New research from Texas A&M University has claimed to solve certain mysteries behind the killer fog that descended on London in December 1952 – and it could help China tackle its ongoing pollution problem.
On 5 December, 1952, a sulphuric fog descended on London without warning, covering the city for around four days before it lifted. Studies have suggested that it killed over 12,000 people. More than 150,000 were hospitalised.
"People have known that sulphate was a big contributor to the fog, and sulphuric acid particles were formed from sulphur dioxide released by coal burning for residential use and power plants, and other means," said Renyi Zhang, a chemistry professor at the university.
"But how sulphur dioxide was turned into sulphuric acid was unclear. Our results showed that this process was facilitated by nitrogen dioxide, another co-product of coal burning, and occurred initially on natural fog.
"Another key aspect in the conversion of sulphur dioxide to sulphate is that it produces acidic particles, which subsequently inhibits this process. Natural fog contained larger particles of several tens of micrometers in size, and the acid formed was sufficiently diluted. Evaporation of those fog particles then left smaller acidic haze particles that covered the city."
Though the researchers have linked the findings to China's dangerous pollution problem, they say that the process is slightly different – with China's haze coming from much smaller particles that are first neutralised by ammonia. "Interestingly, while the London fog was highly acidic, contemporary Chinese haze is basically neutral," said Zhang.

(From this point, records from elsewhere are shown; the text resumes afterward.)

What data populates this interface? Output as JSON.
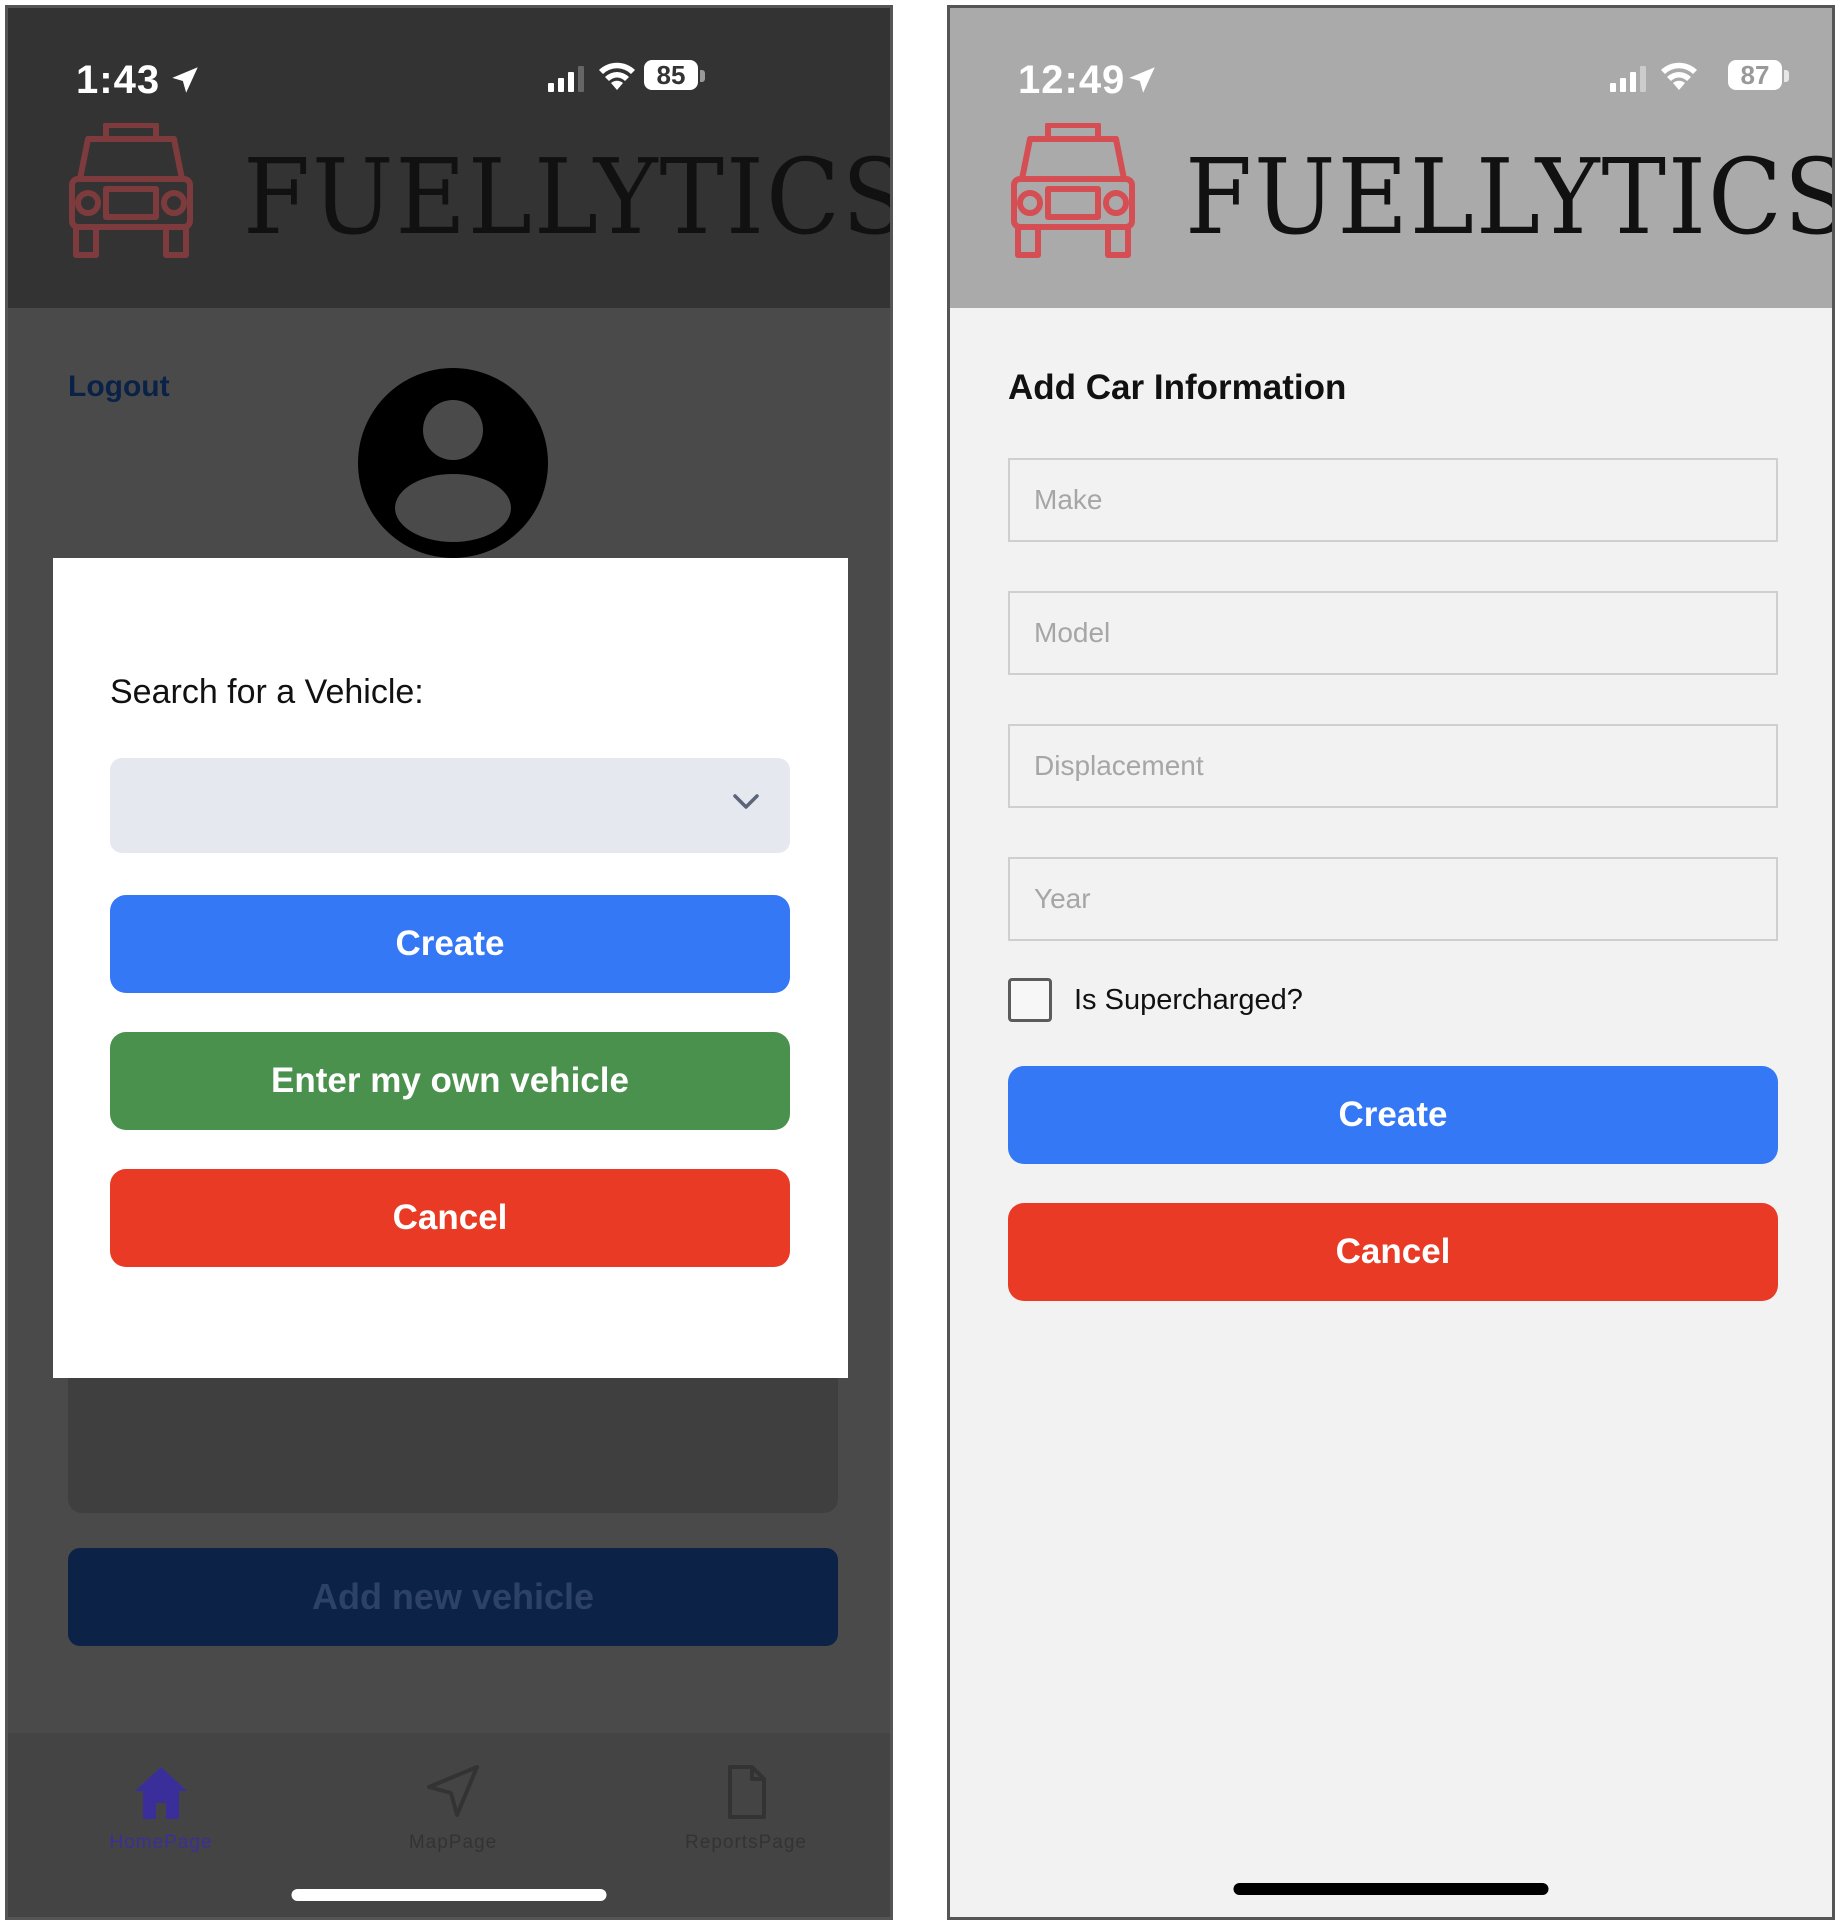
{
  "app": {
    "brand_name": "FUELLYTICS",
    "brand_color": "#d9454a"
  },
  "left_screen": {
    "status": {
      "time": "1:43",
      "battery": "85"
    },
    "logout_label": "Logout",
    "modal": {
      "title": "Search for a Vehicle:",
      "select_value": "",
      "create_label": "Create",
      "enter_own_label": "Enter my own vehicle",
      "cancel_label": "Cancel"
    },
    "background_button_label": "Add new vehicle",
    "tabs": [
      {
        "label": "HomePage",
        "icon": "home-icon",
        "active": true
      },
      {
        "label": "MapPage",
        "icon": "navigation-arrow-icon",
        "active": false
      },
      {
        "label": "ReportsPage",
        "icon": "document-icon",
        "active": false
      }
    ]
  },
  "right_screen": {
    "status": {
      "time": "12:49",
      "battery": "87"
    },
    "title": "Add Car Information",
    "fields": [
      {
        "placeholder": "Make",
        "value": ""
      },
      {
        "placeholder": "Model",
        "value": ""
      },
      {
        "placeholder": "Displacement",
        "value": ""
      },
      {
        "placeholder": "Year",
        "value": ""
      }
    ],
    "supercharged_label": "Is Supercharged?",
    "supercharged_checked": false,
    "create_label": "Create",
    "cancel_label": "Cancel"
  },
  "colors": {
    "primary_blue": "#3478f6",
    "success_green": "#4a914e",
    "danger_red": "#e93a25",
    "navy": "#0c2347"
  }
}
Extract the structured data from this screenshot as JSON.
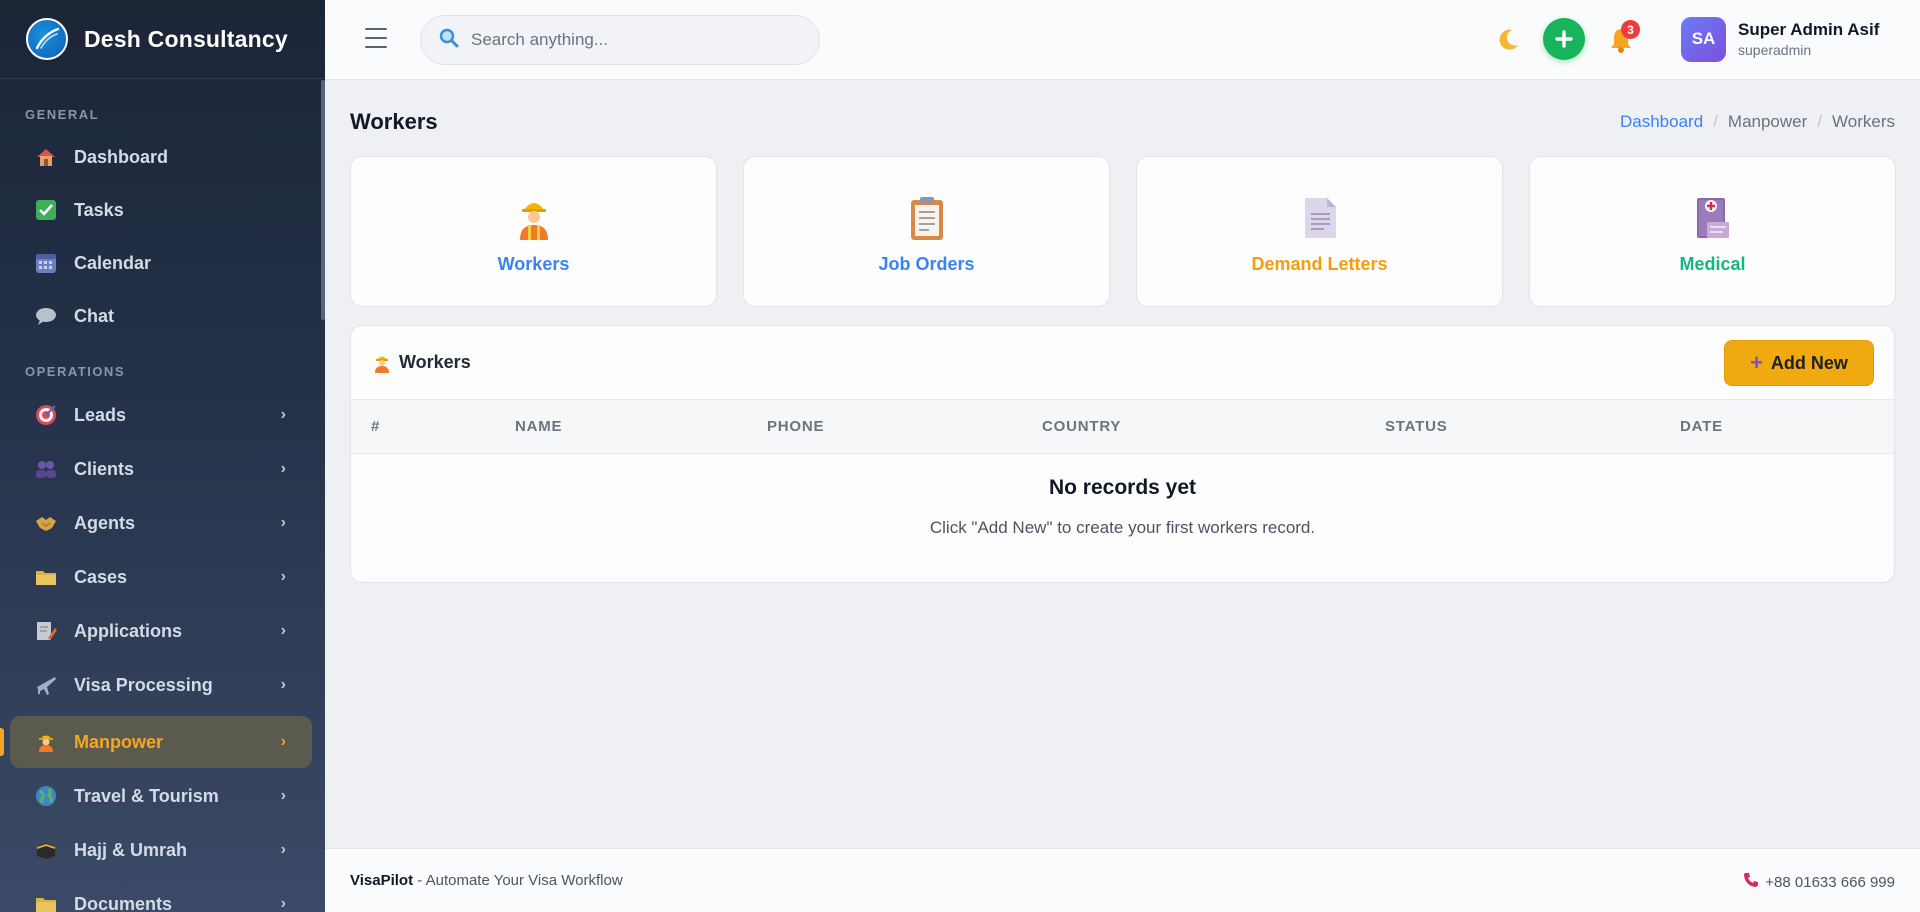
{
  "brand": {
    "name": "Desh Consultancy"
  },
  "sidebar": {
    "sections": [
      {
        "title": "GENERAL"
      },
      {
        "title": "OPERATIONS"
      }
    ],
    "items": [
      {
        "label": "Dashboard",
        "icon": "house-icon"
      },
      {
        "label": "Tasks",
        "icon": "check-box-icon"
      },
      {
        "label": "Calendar",
        "icon": "calendar-icon"
      },
      {
        "label": "Chat",
        "icon": "speech-bubble-icon"
      },
      {
        "label": "Leads",
        "icon": "target-icon"
      },
      {
        "label": "Clients",
        "icon": "people-icon"
      },
      {
        "label": "Agents",
        "icon": "handshake-icon"
      },
      {
        "label": "Cases",
        "icon": "folder-icon"
      },
      {
        "label": "Applications",
        "icon": "document-pen-icon"
      },
      {
        "label": "Visa Processing",
        "icon": "airplane-icon"
      },
      {
        "label": "Manpower",
        "icon": "worker-icon",
        "active": true
      },
      {
        "label": "Travel & Tourism",
        "icon": "globe-icon"
      },
      {
        "label": "Hajj & Umrah",
        "icon": "kaaba-icon"
      },
      {
        "label": "Documents",
        "icon": "folder-icon"
      }
    ]
  },
  "topbar": {
    "search_placeholder": "Search anything...",
    "notification_count": "3",
    "user": {
      "initials": "SA",
      "name": "Super Admin Asif",
      "role": "superadmin"
    }
  },
  "page": {
    "title": "Workers",
    "breadcrumb": [
      "Dashboard",
      "Manpower",
      "Workers"
    ]
  },
  "cards": [
    {
      "label": "Workers",
      "color": "#3b82f6",
      "icon": "construction-worker-icon"
    },
    {
      "label": "Job Orders",
      "color": "#3b82f6",
      "icon": "clipboard-icon"
    },
    {
      "label": "Demand Letters",
      "color": "#f59e0b",
      "icon": "page-icon"
    },
    {
      "label": "Medical",
      "color": "#10b981",
      "icon": "medical-file-icon"
    }
  ],
  "panel": {
    "title": "Workers",
    "add_label": "Add New",
    "columns": [
      "#",
      "NAME",
      "PHONE",
      "COUNTRY",
      "STATUS",
      "DATE"
    ],
    "empty_title": "No records yet",
    "empty_sub": "Click \"Add New\" to create your first workers record."
  },
  "footer": {
    "brand": "VisaPilot",
    "tagline": "- Automate Your Visa Workflow",
    "phone": "+88 01633 666 999"
  }
}
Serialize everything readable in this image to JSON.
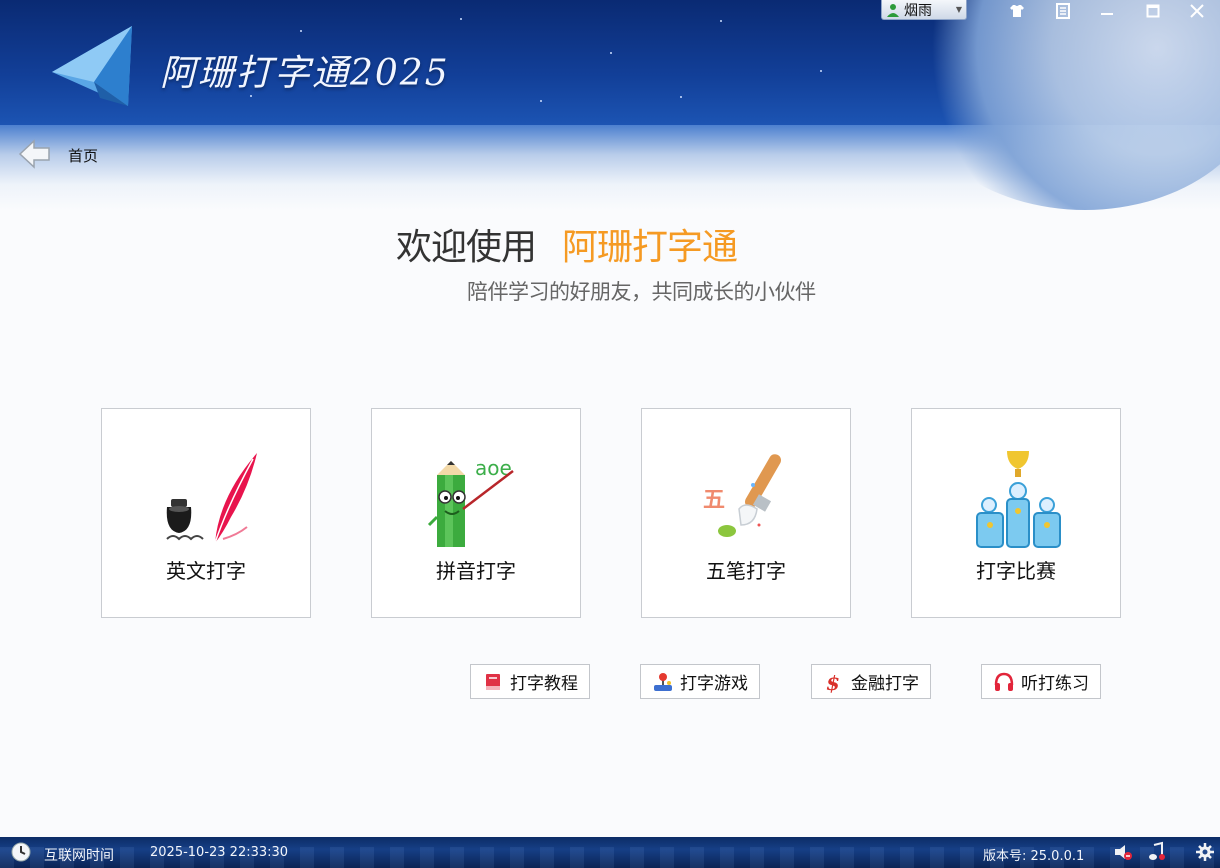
{
  "window": {
    "app_title": "阿珊打字通2025",
    "user_name": "烟雨"
  },
  "nav": {
    "breadcrumb": "首页"
  },
  "welcome": {
    "prefix": "欢迎使用",
    "brand": "阿珊打字通",
    "tagline": "陪伴学习的好朋友，共同成长的小伙伴"
  },
  "cards": [
    {
      "label": "英文打字",
      "icon": "quill-ink-icon"
    },
    {
      "label": "拼音打字",
      "icon": "pencil-teacher-icon",
      "art_text": "aoe"
    },
    {
      "label": "五笔打字",
      "icon": "paint-brush-icon",
      "art_text": "五"
    },
    {
      "label": "打字比赛",
      "icon": "trophy-podium-icon"
    }
  ],
  "tools": [
    {
      "label": "打字教程",
      "icon": "book-icon"
    },
    {
      "label": "打字游戏",
      "icon": "joystick-icon"
    },
    {
      "label": "金融打字",
      "icon": "dollar-icon"
    },
    {
      "label": "听打练习",
      "icon": "headphones-icon"
    }
  ],
  "status": {
    "time_label": "互联网时间",
    "datetime": "2025-10-23 22:33:30",
    "version": "版本号: 25.0.0.1"
  },
  "colors": {
    "brand_orange": "#f59a23",
    "header_blue": "#123f98"
  }
}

China's growth in industry and manufacturing has led to air quality so poor that people regularly have to wear masks while outside.
The killer fog of London led to the country passing the Clean Air Act several years later. The study says that China will be able to deliver on promises to better the air quality by reducing emissions in nitrogen oxide and ammonia to stop the sulphate formation process.